Kerry Hopeful About Iran Talks

Kerry Hopeful About Iran Talks Kerry Hopeful About Iran Talks

The US secretary of state said there are grounds for hope to reach a deal in negotiations with Tehran over its nuclear program.

Asked in an interview with the Boston Globe published on Sunday whether he is optimistic that a final agreement could be struck, John Kerry said, "I've never said optimistic. I've always said hopeful. I'm hopeful."

"Could we get an agreement? For sure," he continued. "Could it fail? Yes."

On his first full day home after surgery on his femur, which he broke in a bike accident about two weeks ago, Kerry said he is eager to get back into the fray of diplomacy in nuclear talks between Iran and the major powers, aiming to iron out the details of the final deal by a June 30 deadline.

The talks are nearing their endgame, with critics aplenty in Washington and multiple hurdles remaining, including disagreements over how and when sanctions should be lifted in exchange for Iran accepting some temporary restrictions on its nuclear program.

"You know, some things have gotten hard. Some things are progressing," Kerry said when asked whether negotiations had stalled. "It's hard. It's a hard negotiation. We haven't talked to each other in 35 years. There's huge suspicion and huge stakes."

He said he was determined to keep working from the hospital.

He had several secure phone lines set up in his hospital room, ones that he used to call US President Barack Obama and hold strategy sessions with the US negotiating team in Vienna. He phoned foreign ministers and exchanged emails with his Iranian counterpart Mohammad Javad Zarif.

Kerry said if progress is made, he would be willing to go over the deadline by days but not weeks.

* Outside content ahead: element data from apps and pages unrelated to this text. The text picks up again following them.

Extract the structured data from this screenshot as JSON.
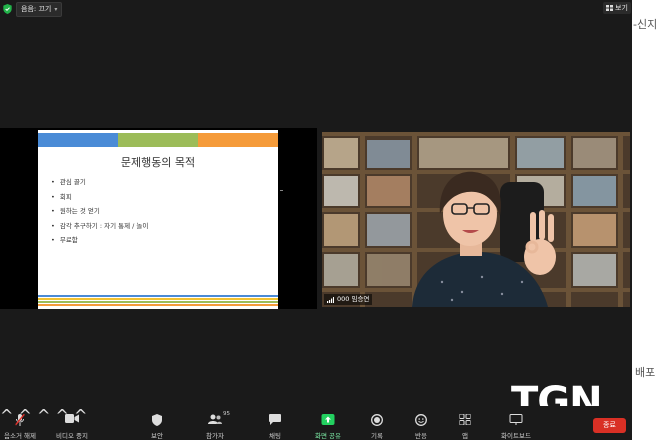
{
  "top_bar": {
    "audio_label": "음음: 끄기",
    "view_label": "보기"
  },
  "right_edge": {
    "top_text": "-신지",
    "bottom_text": "배포"
  },
  "slide": {
    "title": "문제행동의 목적",
    "bullets": [
      "관심 끌기",
      "회피",
      "원하는 것 얻기",
      "감각 추구하기 : 자기 통제 / 놀이",
      "무료함"
    ],
    "header_colors": [
      "#4a8bd6",
      "#9cbc59",
      "#f59b3a"
    ]
  },
  "camera": {
    "name_tag": "000 임승연"
  },
  "toolbar": {
    "mic_label": "음소거 해제",
    "video_label": "비디오 중지",
    "security_label": "보안",
    "participants_label": "참가자",
    "participants_count": "95",
    "chat_label": "채팅",
    "share_label": "화면 공유",
    "record_label": "기록",
    "reactions_label": "반응",
    "apps_label": "앱",
    "whiteboard_label": "화이트보드",
    "end_label": "종료",
    "share_color": "#23d160",
    "end_color": "#d93025"
  },
  "watermark": {
    "text": "TGN"
  }
}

"If you don't get this done on the schedule, then mischief-makers step in everywhere," Kerry noted, referring to opponents of the deal.